Stay in the loop! Subscribe to our mailing list
The debate over inter-EU access to higher education institutions has recently heated up as the European Commission has decided to take legal action against Austria and Belgium for limiting EU student enrolment in their universities. The infringement procedure, which begins with the issuing of an ‘official letter of formal notice’ to both Member States, affords Austria and Belgium two months to respond before proceeding to the European Court of Justice (ECJ).
The Austrian case, which dates back to an ECJ judgment in 2005, revolves around stringent university entry requirements (see ACA Newsletter - Education Europe, July 2005). Under the Universities Act, applicants from other EU states were essentially forced to prove that they have met the conditions for entering a higher education institution in their home country, such as passing entrance exams.
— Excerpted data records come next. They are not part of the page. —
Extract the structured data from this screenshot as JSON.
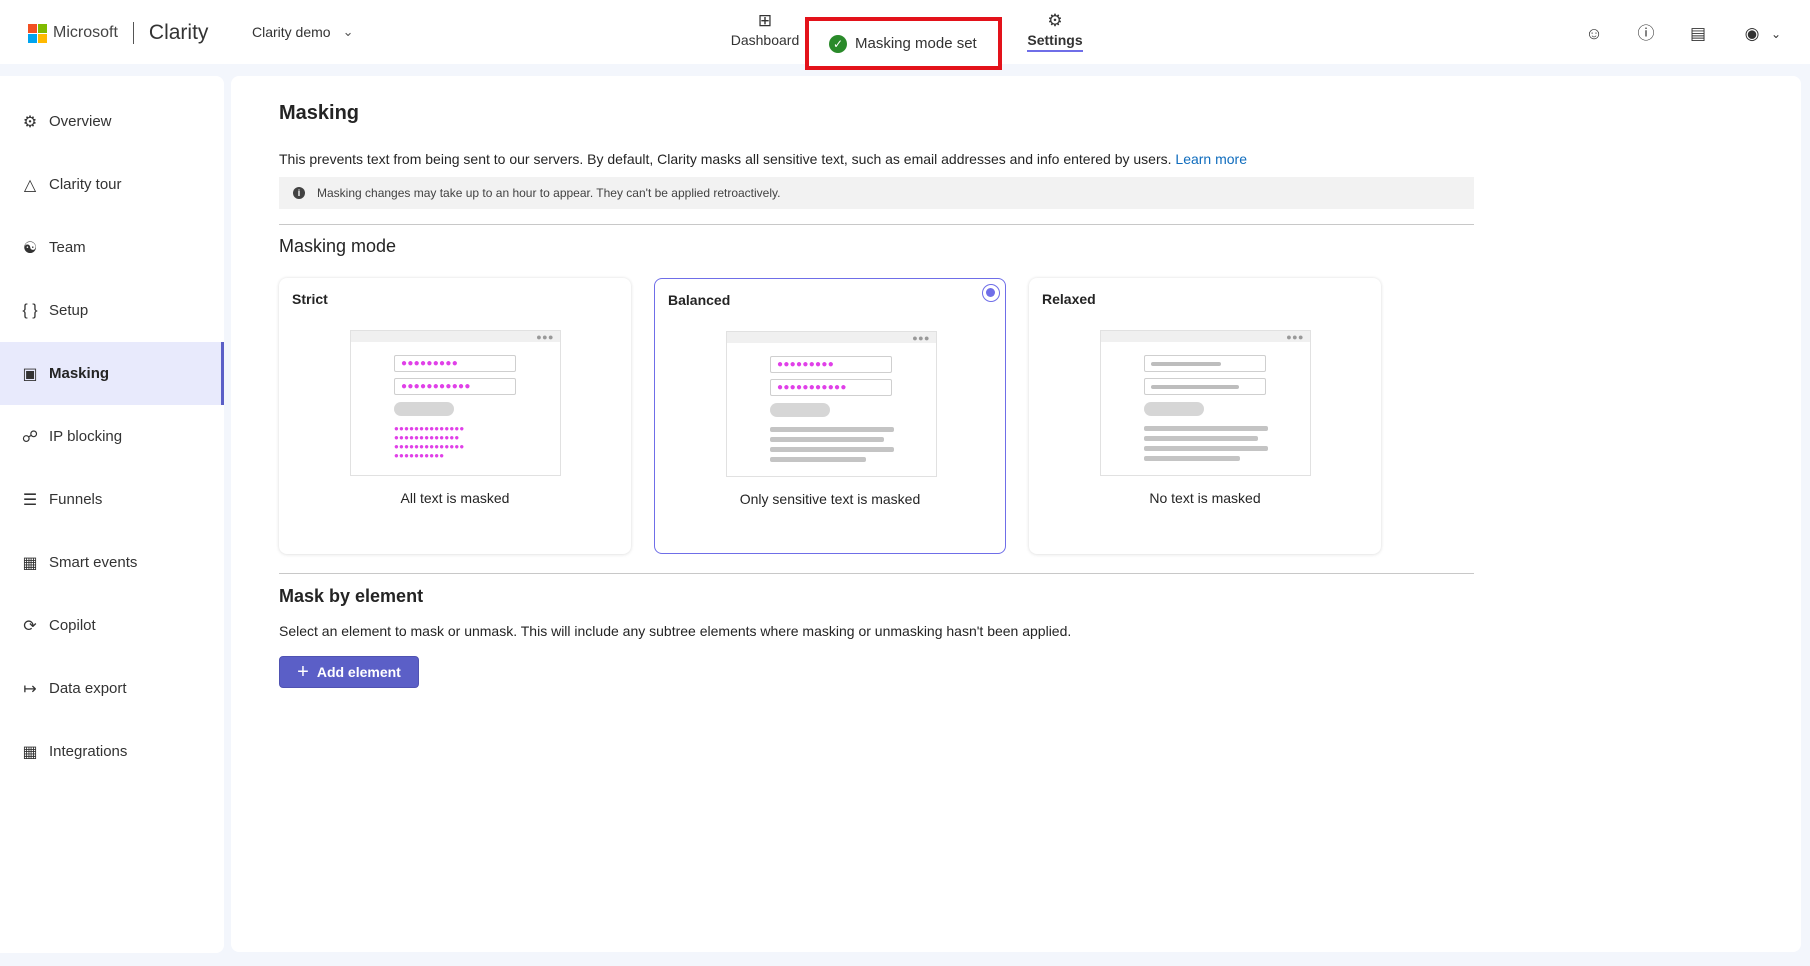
{
  "header": {
    "brand": "Microsoft",
    "product": "Clarity",
    "project": "Clarity demo",
    "nav": [
      {
        "label": "Dashboard",
        "icon": "dashboard-icon"
      },
      {
        "label": "Settings",
        "icon": "gear-icon"
      }
    ],
    "toast": "Masking mode set",
    "right_icons": [
      "share-user-icon",
      "help-icon",
      "document-icon",
      "account-icon",
      "chevron-down-icon"
    ]
  },
  "sidebar": {
    "items": [
      {
        "label": "Overview",
        "icon": "gear-icon"
      },
      {
        "label": "Clarity tour",
        "icon": "tour-icon"
      },
      {
        "label": "Team",
        "icon": "team-icon"
      },
      {
        "label": "Setup",
        "icon": "braces-icon"
      },
      {
        "label": "Masking",
        "icon": "masking-icon",
        "active": true
      },
      {
        "label": "IP blocking",
        "icon": "globe-block-icon"
      },
      {
        "label": "Funnels",
        "icon": "funnel-icon"
      },
      {
        "label": "Smart events",
        "icon": "smart-events-icon"
      },
      {
        "label": "Copilot",
        "icon": "copilot-icon"
      },
      {
        "label": "Data export",
        "icon": "export-icon"
      },
      {
        "label": "Integrations",
        "icon": "integrations-icon"
      }
    ]
  },
  "main": {
    "title": "Masking",
    "description": "This prevents text from being sent to our servers. By default, Clarity masks all sensitive text, such as email addresses and info entered by users.",
    "learn_more": "Learn more",
    "info": "Masking changes may take up to an hour to appear. They can't be applied retroactively.",
    "mode_title": "Masking mode",
    "modes": [
      {
        "title": "Strict",
        "caption": "All text is masked",
        "selected": false
      },
      {
        "title": "Balanced",
        "caption": "Only sensitive text is masked",
        "selected": true
      },
      {
        "title": "Relaxed",
        "caption": "No text is masked",
        "selected": false
      }
    ],
    "element_title": "Mask by element",
    "element_desc": "Select an element to mask or unmask. This will include any subtree elements where masking or unmasking hasn't been applied.",
    "add_button": "Add element"
  },
  "colors": {
    "accent": "#5b5fc7",
    "mask_pink": "#e040e8",
    "toast_border": "#e3121a",
    "success": "#2a8a2a",
    "link": "#0f6cbd"
  }
}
This, as well as last year’s cap limiting foreign student intake to 25%, is arguably a measure to deter the vast amount of German medical students taking Austrian medical degrees simply to return to practice in their home country after their studies. The Austrians feel that such student mobility is jeopardising to their health care, as strong German students are taking the place of local students. Nonetheless, the ECJ held that the Universities Act was discriminatory. Though the Austrians ceded and amended the legislation in 2005, similar entrance requirements were reintroduced in 2006, re-igniting the debate.
Though a slightly different case, the French Belgians have also been accused of student discrimination. In June 2006, the Parliament of the Communauté Française issued a decree reserving 70% of medical school places for Belgian residents. Though Belgium has also been interrogated by the ECJ is 2003, they abolished the apparent discriminatory legislation before the infringement proceedings could materialise. The 2006 decree is thus considered a new infringement.
As the Danes have also expressed concern about the influx of EU medical students (specifically from Sweden), several ministries voiced the need to address such issues at the EU level. That university ‘discrimination’ seems to fall in one field (medecine) in repeated cases is perhaps indicative that EU must re-evaluate how it tackles this problem.